If one looks at Gaza things are far worse. Some 80% of Gazans receive some form of refugee aid. Unemployment stands at 43% (source: Bloomberg Business).
I have been lucky enough to be able to speak to a few trade unionists.
In Jerusalem, I met with Manawel Issa Abdel All, a member of the Executive Committee of the Palestinian General Federation of Trade Unions.Manawel had travelled widely in the UK speaking to trade unions. He fully supported the BDS campaign (I explained EAPPI only supports ending trade with the settlements). Like many Palestinians to whom I talked, he could not understand the lack of international action to end the occupation of Palestine. He said the job of the union was hugely difficult. The restrictions on travel, the permit system and the high unemployment rate all made negotiations so difficult. He asked me to imagine negotiating with an occupying force. I could not.
I visited Nablus Fire Station and met Shams Abu-Ghazalah. Shams had also had good contacts with UK unions. The Scottish Fire Brigades Union had driven two fire engines down from Scotland to Nablus. One did not make it past Greece but the other engine now works proudly in Nablus.
And a UK trade union campaign lives on on the t-shirt of one of Shams’ colleagues!
Shams told me of the problems of getting to fires when you could be stopped at Israeli checkpoints for no apparent reason, and even having to wait till IDs were checked. He said, “firemen the world over are a family because of our common enemy: fire. Here we have one more enemy: the occupation”.
I was lucky enough visit the Jordan Valley Solidarity Movement building to see a community play where the issue of workers’ rights in the settlements was addressed powerfully.There is much to be considered also in respect of Palestinian women in the labour force and their rights. The number of Palestinian women in the labour force remains among the lowest in the world despite an increase during the past decade.

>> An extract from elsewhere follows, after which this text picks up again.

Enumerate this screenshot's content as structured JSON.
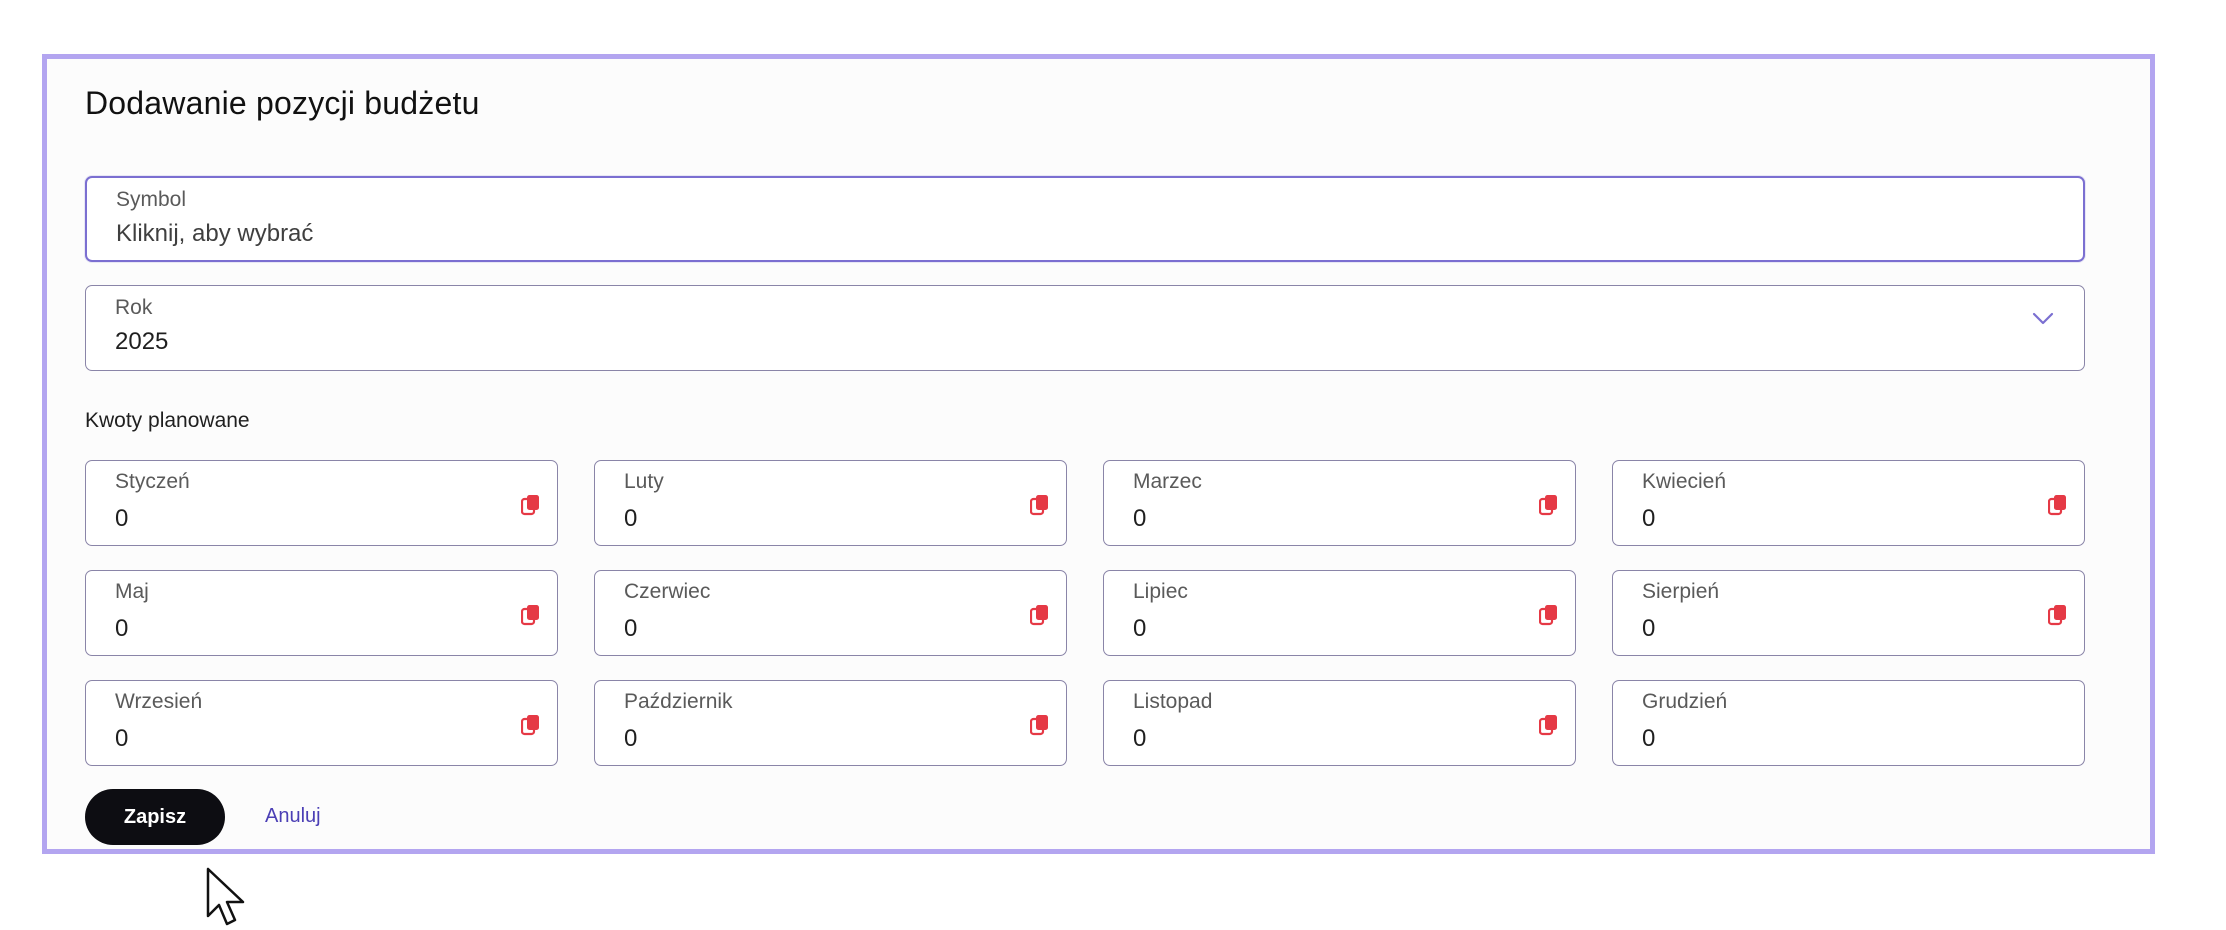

The female labour participation rate in the occupied Palestinian territories in 2014 was only 19.4% compared to 25% in the rest of the Arab world. A new report states, “Weak economic and social outcomes, including stagnant growth, social fragmentation and gender bias, may undermine the capacity of the colonized population to withstand, survive and resist colonialism”.
This new report – Unlocking the Labor Market for Palestinian Women – is worth reading.
And for those interested in more information on workers in Palestine, B’Tselem (the Israeli human rights and peace organisation) has a feature on ‘Workers from the territories’ on their website.